Sly and The Family Stone is band from San Francisco, California that was active from 1966 to 1983. The band consisted of brothers Sylvester and Freddie and sister Rose Stewart along with Greg Errico, Cynthia Robinson, Jerry Martini, and Larry Graham and was the first major band to have a racially integrated male and female lineup. They were also pioneers in the emerging “psychedelic soul” sound that incorporated funk, soul, rock and psychedelic music.
Sylvester Stewart, who was born to parents K.C. and Alpha Stewart, was the leader of the group. Although his birth name was Sylvester, he was called Sly after a friend misspelled his name. Stone was born in Dallas, Texas but the family moved to Vallejo, California when he was a child.

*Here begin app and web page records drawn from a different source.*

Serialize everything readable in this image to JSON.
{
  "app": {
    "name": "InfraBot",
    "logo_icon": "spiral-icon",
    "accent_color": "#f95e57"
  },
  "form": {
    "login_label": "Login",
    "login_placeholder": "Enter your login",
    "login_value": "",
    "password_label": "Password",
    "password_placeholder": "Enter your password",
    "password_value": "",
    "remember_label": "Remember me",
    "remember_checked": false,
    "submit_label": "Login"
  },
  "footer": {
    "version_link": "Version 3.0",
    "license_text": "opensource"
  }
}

Stewart played several musical instruments including keyboards, guitar, bass, and drums all by the age of eleven. In high school he performed with Viscaynes which released some tracks but by 1964 he worked as a DJ for the San Mateo radio station, KSOL and became popular for infusing The Beatles and Rolling Stones into the station’s R&B rotation. Later he was a DJ at San Francisco’s KDIA. While there he formed Sly and The Family Stone which signed with Epic records in 1966.

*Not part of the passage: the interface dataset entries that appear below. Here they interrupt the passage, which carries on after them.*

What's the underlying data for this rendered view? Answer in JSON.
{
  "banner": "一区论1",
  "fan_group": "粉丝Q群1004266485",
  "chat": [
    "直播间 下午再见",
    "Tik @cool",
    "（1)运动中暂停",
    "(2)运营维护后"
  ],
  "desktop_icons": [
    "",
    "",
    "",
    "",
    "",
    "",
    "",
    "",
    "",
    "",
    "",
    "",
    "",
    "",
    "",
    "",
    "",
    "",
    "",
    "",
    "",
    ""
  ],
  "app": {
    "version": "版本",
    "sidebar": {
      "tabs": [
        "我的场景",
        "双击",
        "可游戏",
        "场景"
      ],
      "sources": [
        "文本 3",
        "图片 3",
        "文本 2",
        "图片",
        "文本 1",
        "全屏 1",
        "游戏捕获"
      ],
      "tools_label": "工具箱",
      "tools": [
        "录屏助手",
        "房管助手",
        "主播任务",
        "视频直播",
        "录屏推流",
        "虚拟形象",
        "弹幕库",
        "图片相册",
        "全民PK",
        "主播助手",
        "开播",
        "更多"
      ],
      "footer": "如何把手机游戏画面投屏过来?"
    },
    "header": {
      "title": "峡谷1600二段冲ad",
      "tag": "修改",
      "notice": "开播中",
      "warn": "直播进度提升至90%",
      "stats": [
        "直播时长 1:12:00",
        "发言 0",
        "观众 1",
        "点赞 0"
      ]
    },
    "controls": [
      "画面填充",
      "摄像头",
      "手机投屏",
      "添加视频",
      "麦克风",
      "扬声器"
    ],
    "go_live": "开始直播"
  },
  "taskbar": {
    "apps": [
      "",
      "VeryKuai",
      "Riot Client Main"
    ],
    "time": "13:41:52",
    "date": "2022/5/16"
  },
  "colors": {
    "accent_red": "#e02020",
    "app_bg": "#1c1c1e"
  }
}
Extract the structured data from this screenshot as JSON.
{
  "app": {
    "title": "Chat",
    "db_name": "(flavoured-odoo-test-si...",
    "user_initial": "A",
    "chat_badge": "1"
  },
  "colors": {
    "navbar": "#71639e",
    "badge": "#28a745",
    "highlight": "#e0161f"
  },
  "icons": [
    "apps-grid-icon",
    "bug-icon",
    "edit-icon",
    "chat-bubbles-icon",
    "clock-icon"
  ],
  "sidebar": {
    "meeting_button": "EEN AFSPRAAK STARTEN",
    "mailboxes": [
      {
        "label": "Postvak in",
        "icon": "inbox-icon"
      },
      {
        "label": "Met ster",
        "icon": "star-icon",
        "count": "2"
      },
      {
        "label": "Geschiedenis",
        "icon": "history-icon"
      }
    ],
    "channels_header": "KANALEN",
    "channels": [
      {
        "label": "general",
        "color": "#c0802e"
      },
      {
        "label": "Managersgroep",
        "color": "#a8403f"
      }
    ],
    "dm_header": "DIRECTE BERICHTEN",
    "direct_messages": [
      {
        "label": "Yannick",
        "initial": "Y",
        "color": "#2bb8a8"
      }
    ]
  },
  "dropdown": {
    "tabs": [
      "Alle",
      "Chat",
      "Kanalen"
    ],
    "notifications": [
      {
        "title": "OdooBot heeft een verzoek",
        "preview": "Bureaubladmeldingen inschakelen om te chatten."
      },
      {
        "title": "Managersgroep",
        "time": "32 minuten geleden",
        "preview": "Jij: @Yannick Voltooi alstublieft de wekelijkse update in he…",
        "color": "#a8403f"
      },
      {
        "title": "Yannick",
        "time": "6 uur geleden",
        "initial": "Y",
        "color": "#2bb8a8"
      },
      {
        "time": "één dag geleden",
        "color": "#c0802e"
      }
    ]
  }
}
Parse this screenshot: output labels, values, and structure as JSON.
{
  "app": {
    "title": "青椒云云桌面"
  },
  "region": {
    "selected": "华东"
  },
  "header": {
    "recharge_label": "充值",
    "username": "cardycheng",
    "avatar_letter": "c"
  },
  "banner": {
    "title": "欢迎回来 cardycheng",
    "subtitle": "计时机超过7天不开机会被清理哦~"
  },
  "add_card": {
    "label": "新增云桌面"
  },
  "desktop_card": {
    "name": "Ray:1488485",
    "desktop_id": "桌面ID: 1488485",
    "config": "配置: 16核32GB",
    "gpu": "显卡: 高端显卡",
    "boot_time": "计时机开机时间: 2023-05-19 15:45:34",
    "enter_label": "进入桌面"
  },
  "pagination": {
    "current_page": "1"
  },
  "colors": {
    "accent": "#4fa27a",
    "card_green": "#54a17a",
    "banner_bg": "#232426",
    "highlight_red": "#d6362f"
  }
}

The 1968 song “Everyday People” became the group’s first hit, reaching Number 1 on the R&B and Pop charts. The song was part of the group’s first album, Stand, which also included “Sing A Simple” and “I Want Take You Higher.” Stand topped at number 3 on the R&B charts and 13 on the Pop charts but it stayed on the charts for two years. The success of Stand allowed them to perform at the 1969 Woodstock Music and Art Festival which gave them international exposure.

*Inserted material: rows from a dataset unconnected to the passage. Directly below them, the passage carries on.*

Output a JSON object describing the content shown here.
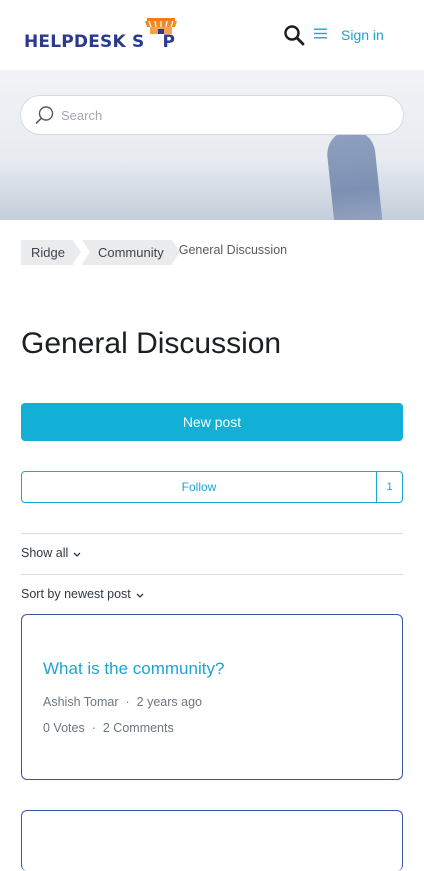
{
  "header": {
    "logo_text_left": "HELPDESK S",
    "logo_text_o": "",
    "logo_text_right": "P",
    "signin_label": "Sign in",
    "search_icon": "search-icon",
    "menu_icon": "menu-icon"
  },
  "hero": {
    "search_placeholder": "Search"
  },
  "breadcrumb": {
    "items": [
      "Ridge",
      "Community"
    ],
    "current": "General Discussion"
  },
  "page": {
    "title": "General Discussion",
    "new_post_label": "New post",
    "follow_label": "Follow",
    "follow_count": "1",
    "show_all_label": "Show all",
    "sort_label": "Sort by newest post"
  },
  "posts": [
    {
      "title": "What is the community?",
      "author": "Ashish Tomar",
      "time": "2 years ago",
      "votes": "0 Votes",
      "comments": "2 Comments"
    }
  ],
  "colors": {
    "accent": "#12b0d6",
    "link": "#1fa3cf",
    "logo": "#2b3a8c",
    "card_border": "#3a56a6"
  }
}
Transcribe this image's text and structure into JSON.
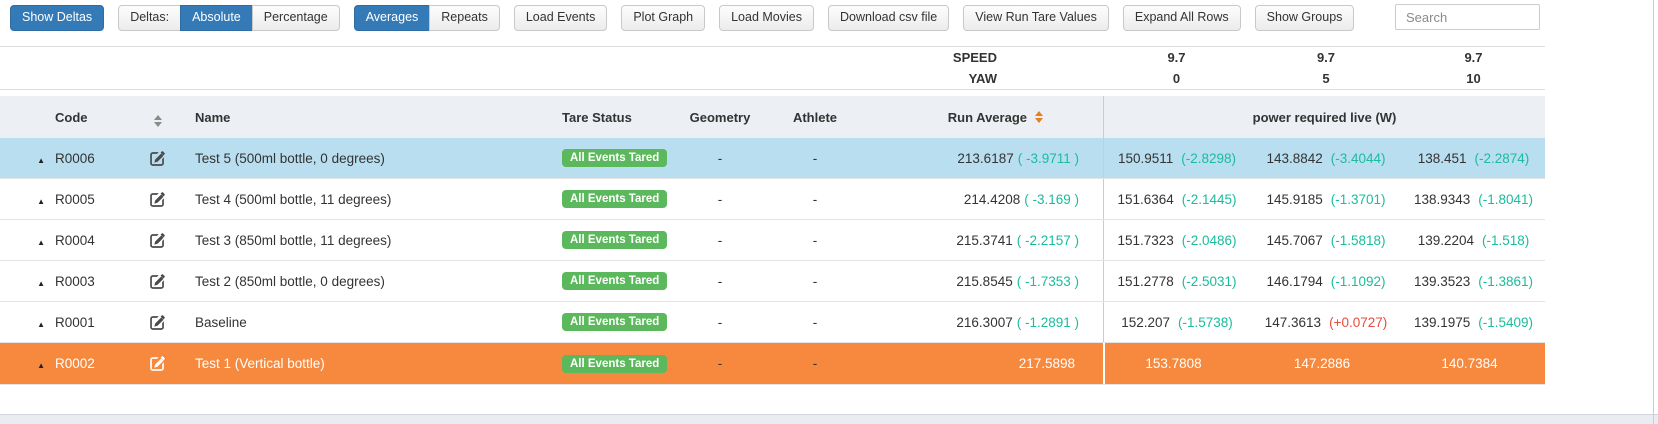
{
  "toolbar": {
    "show_deltas": "Show Deltas",
    "deltas_label": "Deltas:",
    "absolute": "Absolute",
    "percentage": "Percentage",
    "averages": "Averages",
    "repeats": "Repeats",
    "buttons": [
      "Load Events",
      "Plot Graph",
      "Load Movies",
      "Download csv file",
      "View Run Tare Values",
      "Expand All Rows",
      "Show Groups"
    ],
    "search_placeholder": "Search"
  },
  "conditions": {
    "speed_label": "SPEED",
    "yaw_label": "YAW",
    "speed_values": [
      "9.7",
      "9.7",
      "9.7"
    ],
    "yaw_values": [
      "0",
      "5",
      "10"
    ]
  },
  "table": {
    "headers": {
      "code": "Code",
      "name": "Name",
      "tare_status": "Tare Status",
      "geometry": "Geometry",
      "athlete": "Athlete",
      "run_average": "Run Average",
      "power_group": "power required live (W)"
    },
    "rows": [
      {
        "code": "R0006",
        "name": "Test 5 (500ml bottle, 0 degrees)",
        "tare": "All Events Tared",
        "geometry": "-",
        "athlete": "-",
        "run_avg": "213.6187",
        "run_avg_delta": "( -3.9711 )",
        "power": [
          {
            "v": "150.9511",
            "d": "(-2.8298)"
          },
          {
            "v": "143.8842",
            "d": "(-3.4044)"
          },
          {
            "v": "138.451",
            "d": "(-2.2874)"
          }
        ],
        "highlight": "selected"
      },
      {
        "code": "R0005",
        "name": "Test 4 (500ml bottle, 11 degrees)",
        "tare": "All Events Tared",
        "geometry": "-",
        "athlete": "-",
        "run_avg": "214.4208",
        "run_avg_delta": "( -3.169 )",
        "power": [
          {
            "v": "151.6364",
            "d": "(-2.1445)"
          },
          {
            "v": "145.9185",
            "d": "(-1.3701)"
          },
          {
            "v": "138.9343",
            "d": "(-1.8041)"
          }
        ],
        "highlight": ""
      },
      {
        "code": "R0004",
        "name": "Test 3 (850ml bottle, 11 degrees)",
        "tare": "All Events Tared",
        "geometry": "-",
        "athlete": "-",
        "run_avg": "215.3741",
        "run_avg_delta": "( -2.2157 )",
        "power": [
          {
            "v": "151.7323",
            "d": "(-2.0486)"
          },
          {
            "v": "145.7067",
            "d": "(-1.5818)"
          },
          {
            "v": "139.2204",
            "d": "(-1.518)"
          }
        ],
        "highlight": ""
      },
      {
        "code": "R0003",
        "name": "Test 2 (850ml bottle, 0 degrees)",
        "tare": "All Events Tared",
        "geometry": "-",
        "athlete": "-",
        "run_avg": "215.8545",
        "run_avg_delta": "( -1.7353 )",
        "power": [
          {
            "v": "151.2778",
            "d": "(-2.5031)"
          },
          {
            "v": "146.1794",
            "d": "(-1.1092)"
          },
          {
            "v": "139.3523",
            "d": "(-1.3861)"
          }
        ],
        "highlight": ""
      },
      {
        "code": "R0001",
        "name": "Baseline",
        "tare": "All Events Tared",
        "geometry": "-",
        "athlete": "-",
        "run_avg": "216.3007",
        "run_avg_delta": "( -1.2891 )",
        "power": [
          {
            "v": "152.207",
            "d": "(-1.5738)"
          },
          {
            "v": "147.3613",
            "d": "(+0.0727)"
          },
          {
            "v": "139.1975",
            "d": "(-1.5409)"
          }
        ],
        "highlight": ""
      },
      {
        "code": "R0002",
        "name": "Test 1 (Vertical bottle)",
        "tare": "All Events Tared",
        "geometry": "-",
        "athlete": "-",
        "run_avg": "217.5898",
        "run_avg_delta": "",
        "power": [
          {
            "v": "153.7808",
            "d": ""
          },
          {
            "v": "147.2886",
            "d": ""
          },
          {
            "v": "140.7384",
            "d": ""
          }
        ],
        "highlight": "orange"
      }
    ]
  },
  "colors": {
    "accent": "#337ab7",
    "row_highlight": "#b8def0",
    "row_warning": "#f6893d",
    "badge_green": "#5cb85c",
    "delta_green": "#1abc9c",
    "delta_red": "#e74c3c"
  }
}
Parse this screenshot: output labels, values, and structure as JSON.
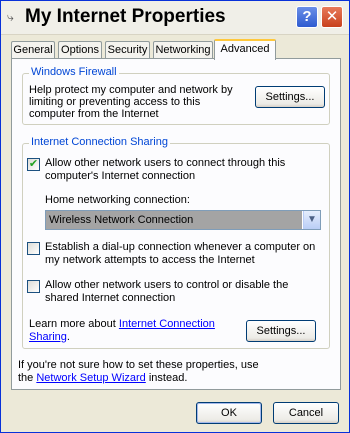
{
  "window": {
    "title": "My Internet Properties",
    "help_button": "?",
    "close_button": "✕"
  },
  "tabs": [
    {
      "label": "General"
    },
    {
      "label": "Options"
    },
    {
      "label": "Security"
    },
    {
      "label": "Networking"
    },
    {
      "label": "Advanced"
    }
  ],
  "firewall": {
    "title": "Windows Firewall",
    "description_line1": "Help protect my computer and network by",
    "description_line2": "limiting or preventing access to this",
    "description_line3": "computer from the Internet",
    "settings_button": "Settings..."
  },
  "ics": {
    "title": "Internet Connection Sharing",
    "allow_sharing_line1": "Allow other network users to connect through this",
    "allow_sharing_line2": "computer's Internet connection",
    "allow_sharing_checked": true,
    "home_connection_label": "Home networking connection:",
    "home_connection_value": "Wireless Network Connection",
    "dialup_line1": "Establish a dial-up connection whenever a computer on",
    "dialup_line2": "my network attempts to access the Internet",
    "dialup_checked": false,
    "allow_control_line1": "Allow other network users to control or disable the",
    "allow_control_line2": "shared Internet connection",
    "allow_control_checked": false,
    "learn_more_prefix": "Learn more about ",
    "learn_more_link_line1": "Internet Connection",
    "learn_more_link_line2": "Sharing",
    "learn_more_suffix": ".",
    "settings_button": "Settings..."
  },
  "footer": {
    "help_line1": "If you're not sure how to set these properties, use",
    "help_prefix": "the ",
    "wizard_link": "Network Setup Wizard",
    "help_suffix": " instead.",
    "ok_button": "OK",
    "cancel_button": "Cancel"
  },
  "colors": {
    "group_title": "#0046D5",
    "window_bg": "#ECE9D8",
    "panel_bg": "#FCFCFE",
    "link": "#0000FF"
  }
}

In 1971 the group recorded “Family Affair” for the album of the same name, which reached the top of the charts just a month after its release. It ranked number 1 on the pop charts for three weeks and number 1 on the R&B charts for six weeks. In 1973 the group produced Fresh Sly, and its major single, “If You Want Me To Stay” but it did not have the success of earlier albums and prompted two member of the band to leave the group, the first of a series of departures.
In 1974 Sly and the Family Stone released the album Small Talk which was certified gold (sold 250,000 units). The album produced two singles, “Loose Booty” and “Time for Livin’” which was the group’s last song to chart in the Top 40. After this more member left the group. Sly in 1975 went solo and recorded the albums High on You and Heard You Missed Me, Well I’m Back a year later. In 1979 he released Back on the Right Track. The album, Ain’t But The One had to be completed and released in 1982 by record producer Stewart Levine because Sly, now addicted to drugs, disappeared.
After that point Sly Stone rarely appeared in public. In 1993 he performed when the group was inducted into the Rock and Roll Hall of Fame. Then he disappeared again only to reappear in 2006 when the band was honored at that year’s Grammy awards with a tribute by Fantasia, John Legend, Ciara and others. Stone performed along with the stars and then disappeared again.